Gluten is simply the protein part of wheat, rye, barley, and other related grains. Some people cannot tolerate gluten when it comes in contact with the small intestine. This condition is known as celiac disease. There is also evidence that a skin disorder called dermatitis herpetiformis is associated with gluten intolerance.
In patients with celiac disease, gluten injures the lining of the small intestine. This injury results in weight loss, bloating, diarrhea, gas, abdominal cramps, or vitamin and mineral deficiencies. When patients totally eliminate gluten from the diet, the lining of the intestine has a chance to heal.
In patients with gluten intolerance or gluten allergy, the symptoms are varied and also respond well to the reduction, severe limiting or removal of gluten from the diet.
Removing gluten from the diet is not easy. Grains are used in the preparation of many foods. It is often hard to tell by an ingredient’s name what may be in it, so it is easy to eat gluten without even knowing it. However, staying on a strict gluten-free diet can dramatically improve the patient’s condition. Since it is necessary to remain on the gluten-free diet throughout life, it will be helpful to review the diet with a registered dietitian.
What about Oats?
Oats deserve special attention and mention. Oats are believed to be safe for patients with celiac disease, although this was not always the case. The problem with oat products lies not in the grain but in the manufacturing process. When oats are processed in the same facilities as wheat, CROSS-contamination can occur even with the best cleaning protocol. Oat products can now be found that are not cross contaminated. These may be tried after an initial period of six months to see if they can be tolerated. Most, but not all, patients are able to tolerate pure oat products.
A Gluten-Free Life Diet and Lifestyle!
Eating a gluten-free diet can be a gradual process of learning, though some people simply have sufficient nutritional or cooking experience and have acquired enough knowledge to make a rapid transition. If you are diagnosed as celiac or gluten intolerant, it will most likely be recommended for your overall health and well-being that you make a change in diet as quickly as possible. The transition may be a bit of a learning process, yet once it is acquired, there will be a welcome improvement in health.

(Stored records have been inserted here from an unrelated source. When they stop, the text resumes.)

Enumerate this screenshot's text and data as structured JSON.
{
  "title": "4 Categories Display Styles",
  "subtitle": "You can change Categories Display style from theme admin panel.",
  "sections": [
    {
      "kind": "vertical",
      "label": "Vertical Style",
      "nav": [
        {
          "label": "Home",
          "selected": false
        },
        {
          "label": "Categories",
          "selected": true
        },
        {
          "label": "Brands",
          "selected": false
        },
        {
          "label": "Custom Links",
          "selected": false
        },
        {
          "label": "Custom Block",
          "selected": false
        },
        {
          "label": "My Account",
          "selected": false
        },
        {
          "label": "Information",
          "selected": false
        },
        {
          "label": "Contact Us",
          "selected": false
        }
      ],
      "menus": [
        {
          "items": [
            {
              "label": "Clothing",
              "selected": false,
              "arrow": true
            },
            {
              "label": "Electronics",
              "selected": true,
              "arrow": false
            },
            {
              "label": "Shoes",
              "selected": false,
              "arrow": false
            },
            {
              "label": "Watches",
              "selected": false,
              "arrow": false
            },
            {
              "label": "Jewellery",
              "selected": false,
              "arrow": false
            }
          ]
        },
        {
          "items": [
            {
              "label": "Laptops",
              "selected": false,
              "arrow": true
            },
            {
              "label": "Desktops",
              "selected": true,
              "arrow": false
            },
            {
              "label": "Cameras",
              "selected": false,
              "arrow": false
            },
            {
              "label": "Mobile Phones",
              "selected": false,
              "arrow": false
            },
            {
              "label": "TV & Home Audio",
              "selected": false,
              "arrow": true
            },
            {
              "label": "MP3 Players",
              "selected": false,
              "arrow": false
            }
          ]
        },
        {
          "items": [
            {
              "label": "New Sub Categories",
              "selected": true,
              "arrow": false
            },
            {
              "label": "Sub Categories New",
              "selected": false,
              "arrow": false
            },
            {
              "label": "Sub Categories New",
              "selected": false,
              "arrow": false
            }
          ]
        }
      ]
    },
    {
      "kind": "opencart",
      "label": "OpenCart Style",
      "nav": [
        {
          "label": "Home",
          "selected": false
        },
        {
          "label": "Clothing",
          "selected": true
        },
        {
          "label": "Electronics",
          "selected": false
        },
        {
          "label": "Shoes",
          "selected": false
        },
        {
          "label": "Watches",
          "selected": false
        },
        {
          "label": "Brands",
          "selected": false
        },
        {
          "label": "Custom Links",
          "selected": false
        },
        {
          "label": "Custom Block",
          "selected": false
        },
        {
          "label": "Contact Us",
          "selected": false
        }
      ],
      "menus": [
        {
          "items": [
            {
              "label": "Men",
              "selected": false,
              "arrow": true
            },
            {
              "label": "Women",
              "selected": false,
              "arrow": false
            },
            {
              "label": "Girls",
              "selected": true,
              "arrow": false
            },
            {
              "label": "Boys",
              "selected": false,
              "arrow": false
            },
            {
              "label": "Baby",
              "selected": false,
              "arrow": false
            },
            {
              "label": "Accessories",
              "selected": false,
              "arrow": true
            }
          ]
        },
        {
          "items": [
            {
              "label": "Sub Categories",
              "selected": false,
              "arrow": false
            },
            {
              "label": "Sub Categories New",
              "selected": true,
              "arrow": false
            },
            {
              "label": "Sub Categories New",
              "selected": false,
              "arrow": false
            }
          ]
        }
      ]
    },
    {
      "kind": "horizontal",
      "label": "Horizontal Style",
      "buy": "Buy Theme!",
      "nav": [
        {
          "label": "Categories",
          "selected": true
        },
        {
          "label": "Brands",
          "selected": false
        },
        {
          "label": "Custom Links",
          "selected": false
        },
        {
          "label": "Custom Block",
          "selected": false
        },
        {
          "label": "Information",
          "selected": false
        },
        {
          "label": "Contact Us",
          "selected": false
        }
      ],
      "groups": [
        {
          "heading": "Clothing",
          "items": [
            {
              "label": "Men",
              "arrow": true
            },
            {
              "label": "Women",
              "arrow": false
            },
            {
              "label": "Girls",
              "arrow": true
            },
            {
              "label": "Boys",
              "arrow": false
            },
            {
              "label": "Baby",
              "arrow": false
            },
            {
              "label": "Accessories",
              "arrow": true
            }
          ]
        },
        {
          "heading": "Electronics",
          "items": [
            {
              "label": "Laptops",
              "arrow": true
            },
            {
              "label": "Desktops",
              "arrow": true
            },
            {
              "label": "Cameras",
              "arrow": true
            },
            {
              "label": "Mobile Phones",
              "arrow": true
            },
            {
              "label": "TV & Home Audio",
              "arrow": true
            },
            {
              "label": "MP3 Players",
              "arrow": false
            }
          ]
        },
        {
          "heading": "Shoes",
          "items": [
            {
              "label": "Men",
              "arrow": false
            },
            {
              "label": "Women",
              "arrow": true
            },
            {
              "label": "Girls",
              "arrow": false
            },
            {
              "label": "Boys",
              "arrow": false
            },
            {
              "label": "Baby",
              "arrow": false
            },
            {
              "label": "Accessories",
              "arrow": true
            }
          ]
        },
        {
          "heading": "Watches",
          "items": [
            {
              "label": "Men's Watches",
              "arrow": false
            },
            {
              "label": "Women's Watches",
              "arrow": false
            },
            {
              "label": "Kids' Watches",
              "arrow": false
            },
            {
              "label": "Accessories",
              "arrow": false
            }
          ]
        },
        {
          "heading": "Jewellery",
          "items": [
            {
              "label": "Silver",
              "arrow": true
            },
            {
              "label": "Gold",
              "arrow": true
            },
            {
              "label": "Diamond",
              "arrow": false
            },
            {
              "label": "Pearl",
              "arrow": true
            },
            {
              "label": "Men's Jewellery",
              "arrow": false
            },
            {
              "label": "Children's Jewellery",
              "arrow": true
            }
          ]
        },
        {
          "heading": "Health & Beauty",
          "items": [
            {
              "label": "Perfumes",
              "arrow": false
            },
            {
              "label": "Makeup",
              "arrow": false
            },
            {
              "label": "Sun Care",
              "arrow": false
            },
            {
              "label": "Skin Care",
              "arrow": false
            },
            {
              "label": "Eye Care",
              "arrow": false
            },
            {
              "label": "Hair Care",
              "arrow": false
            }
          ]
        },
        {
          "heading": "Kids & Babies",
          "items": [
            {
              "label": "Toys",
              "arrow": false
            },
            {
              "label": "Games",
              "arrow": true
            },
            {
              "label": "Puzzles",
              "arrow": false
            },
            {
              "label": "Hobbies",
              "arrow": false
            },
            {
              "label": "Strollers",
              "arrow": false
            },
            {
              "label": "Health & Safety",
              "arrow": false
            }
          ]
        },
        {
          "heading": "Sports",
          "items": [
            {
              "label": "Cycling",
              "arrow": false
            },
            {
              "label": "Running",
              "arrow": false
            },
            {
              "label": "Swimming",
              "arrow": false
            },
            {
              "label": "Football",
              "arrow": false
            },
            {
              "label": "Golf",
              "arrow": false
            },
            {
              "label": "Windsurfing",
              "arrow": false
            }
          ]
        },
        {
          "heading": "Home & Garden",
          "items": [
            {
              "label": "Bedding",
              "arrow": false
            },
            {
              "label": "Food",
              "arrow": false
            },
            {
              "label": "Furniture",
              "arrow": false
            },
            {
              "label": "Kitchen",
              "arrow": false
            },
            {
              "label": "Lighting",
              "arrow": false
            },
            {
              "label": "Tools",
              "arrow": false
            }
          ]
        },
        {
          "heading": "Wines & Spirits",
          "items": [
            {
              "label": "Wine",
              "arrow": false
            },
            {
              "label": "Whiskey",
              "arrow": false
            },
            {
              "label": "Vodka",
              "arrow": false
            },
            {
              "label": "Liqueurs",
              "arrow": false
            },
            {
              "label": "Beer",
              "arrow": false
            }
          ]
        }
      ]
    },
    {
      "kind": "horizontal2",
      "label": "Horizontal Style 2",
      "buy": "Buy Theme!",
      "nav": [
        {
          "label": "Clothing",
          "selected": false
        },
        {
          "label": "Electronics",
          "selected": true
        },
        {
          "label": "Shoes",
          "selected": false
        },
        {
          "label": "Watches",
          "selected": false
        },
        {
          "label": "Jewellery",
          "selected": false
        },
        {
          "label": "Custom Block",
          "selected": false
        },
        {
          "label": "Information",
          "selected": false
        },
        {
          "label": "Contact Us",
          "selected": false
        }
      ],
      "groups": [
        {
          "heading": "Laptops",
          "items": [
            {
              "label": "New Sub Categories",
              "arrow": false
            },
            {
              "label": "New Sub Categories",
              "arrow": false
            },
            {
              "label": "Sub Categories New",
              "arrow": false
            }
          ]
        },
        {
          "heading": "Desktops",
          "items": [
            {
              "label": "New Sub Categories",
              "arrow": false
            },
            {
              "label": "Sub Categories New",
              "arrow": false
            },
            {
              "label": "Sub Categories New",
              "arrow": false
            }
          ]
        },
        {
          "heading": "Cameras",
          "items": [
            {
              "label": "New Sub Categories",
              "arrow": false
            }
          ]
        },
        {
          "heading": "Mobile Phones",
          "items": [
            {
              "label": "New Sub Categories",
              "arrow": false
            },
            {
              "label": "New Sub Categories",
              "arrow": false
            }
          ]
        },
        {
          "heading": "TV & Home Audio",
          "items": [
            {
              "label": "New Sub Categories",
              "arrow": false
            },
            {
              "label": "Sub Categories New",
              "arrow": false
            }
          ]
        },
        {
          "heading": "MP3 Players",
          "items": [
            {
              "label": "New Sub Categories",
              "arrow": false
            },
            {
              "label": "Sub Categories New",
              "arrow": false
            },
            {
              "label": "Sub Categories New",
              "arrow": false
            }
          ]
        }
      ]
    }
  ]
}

Gluten-Free References and Resources
There are many good people, companies, and Internet resources to help keep us well informed. Here are a few of my favorites that are concerned with celiac disease, gluten intolerance and gluten sensitivity.
Celiac Disease Center at Columbia University
The Food Allergy Network
American Celiac Society
P.O. Box 23455
New Orleans, LA 70183-0455
Celiac Sprue Association/USA, Inc.
Celiac Disease Foundation
Gluten Intolerance Group of North America
31214 124th Ave SE
Auburn, WA 98092-3667
4927 Sonoma Hwy., Ste C1
Santa Rosa, CA 95409
Kids with Food Allergies, Inc.
Food Allergy Initiative
American Celiac Disease Alliance
National Foundation for Celiac Awareness (NFCA)
Gluten-Free Restaurant Awareness Program
Gluten-Free Restaurant Guide:
Center for Celiac Research at the University of Maryland
in Baltimore, MD. Dr. Alessio Fasano is the medical director
The Biocard Celiac Test Kit
The Biocard(TM) Celiac Test Kit is currently available in Canada at London Drugs, Rexall Pharma Plus, and other major Canadian retail chains. More information can be found at www.celiachometest.comThe test kit is currently awaiting approval for U.S. Distribution.